_Prompt_. Retype every record below exactly as it is written.

_Supplied material_.
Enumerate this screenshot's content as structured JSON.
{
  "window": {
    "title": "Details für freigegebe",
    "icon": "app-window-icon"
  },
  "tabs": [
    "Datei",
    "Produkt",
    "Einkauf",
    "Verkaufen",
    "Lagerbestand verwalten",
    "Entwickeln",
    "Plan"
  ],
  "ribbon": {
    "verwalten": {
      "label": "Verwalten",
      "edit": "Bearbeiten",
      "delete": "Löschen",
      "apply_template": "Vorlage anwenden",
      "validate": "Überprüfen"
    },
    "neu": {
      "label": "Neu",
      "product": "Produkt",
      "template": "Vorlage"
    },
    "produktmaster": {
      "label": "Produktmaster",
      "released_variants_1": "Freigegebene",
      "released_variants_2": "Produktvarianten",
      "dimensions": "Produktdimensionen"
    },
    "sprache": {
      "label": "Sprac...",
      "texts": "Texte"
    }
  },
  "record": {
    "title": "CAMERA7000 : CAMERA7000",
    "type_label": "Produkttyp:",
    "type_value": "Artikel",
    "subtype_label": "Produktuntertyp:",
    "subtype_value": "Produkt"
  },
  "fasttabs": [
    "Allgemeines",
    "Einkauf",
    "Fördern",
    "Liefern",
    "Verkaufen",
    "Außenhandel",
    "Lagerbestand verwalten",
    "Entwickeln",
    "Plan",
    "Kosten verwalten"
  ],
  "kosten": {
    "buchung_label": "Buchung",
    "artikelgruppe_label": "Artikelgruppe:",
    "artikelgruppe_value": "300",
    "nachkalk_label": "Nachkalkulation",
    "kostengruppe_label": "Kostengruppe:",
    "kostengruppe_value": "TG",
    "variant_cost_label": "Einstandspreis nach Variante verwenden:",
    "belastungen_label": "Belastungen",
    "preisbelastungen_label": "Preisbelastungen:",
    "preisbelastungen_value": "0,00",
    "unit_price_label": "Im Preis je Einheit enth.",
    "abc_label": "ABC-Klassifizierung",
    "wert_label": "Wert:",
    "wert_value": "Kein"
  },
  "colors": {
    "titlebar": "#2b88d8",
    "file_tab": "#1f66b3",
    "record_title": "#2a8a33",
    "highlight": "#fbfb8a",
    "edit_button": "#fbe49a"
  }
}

_Task result_.
Enumerate this screenshot's content as structured JSON.
{
  "window": {
    "title": "Details für freigegebe",
    "icon": "app-window-icon"
  },
  "tabs": [
    "Datei",
    "Produkt",
    "Einkauf",
    "Verkaufen",
    "Lagerbestand verwalten",
    "Entwickeln",
    "Plan"
  ],
  "ribbon": {
    "verwalten": {
      "label": "Verwalten",
      "edit": "Bearbeiten",
      "delete": "Löschen",
      "apply_template": "Vorlage anwenden",
      "validate": "Überprüfen"
    },
    "neu": {
      "label": "Neu",
      "product": "Produkt",
      "template": "Vorlage"
    },
    "produktmaster": {
      "label": "Produktmaster",
      "released_variants_1": "Freigegebene",
      "released_variants_2": "Produktvarianten",
      "dimensions": "Produktdimensionen"
    },
    "sprache": {
      "label": "Sprac...",
      "texts": "Texte"
    }
  },
  "record": {
    "title": "CAMERA7000 : CAMERA7000",
    "type_label": "Produkttyp:",
    "type_value": "Artikel",
    "subtype_label": "Produktuntertyp:",
    "subtype_value": "Produkt"
  },
  "fasttabs": [
    "Allgemeines",
    "Einkauf",
    "Fördern",
    "Liefern",
    "Verkaufen",
    "Außenhandel",
    "Lagerbestand verwalten",
    "Entwickeln",
    "Plan",
    "Kosten verwalten"
  ],
  "kosten": {
    "buchung_label": "Buchung",
    "artikelgruppe_label": "Artikelgruppe:",
    "artikelgruppe_value": "300",
    "nachkalk_label": "Nachkalkulation",
    "kostengruppe_label": "Kostengruppe:",
    "kostengruppe_value": "TG",
    "variant_cost_label": "Einstandspreis nach Variante verwenden:",
    "belastungen_label": "Belastungen",
    "preisbelastungen_label": "Preisbelastungen:",
    "preisbelastungen_value": "0,00",
    "unit_price_label": "Im Preis je Einheit enth.",
    "abc_label": "ABC-Klassifizierung",
    "wert_label": "Wert:",
    "wert_value": "Kein"
  },
  "colors": {
    "titlebar": "#2b88d8",
    "file_tab": "#1f66b3",
    "record_title": "#2a8a33",
    "highlight": "#fbfb8a",
    "edit_button": "#fbe49a"
  }
}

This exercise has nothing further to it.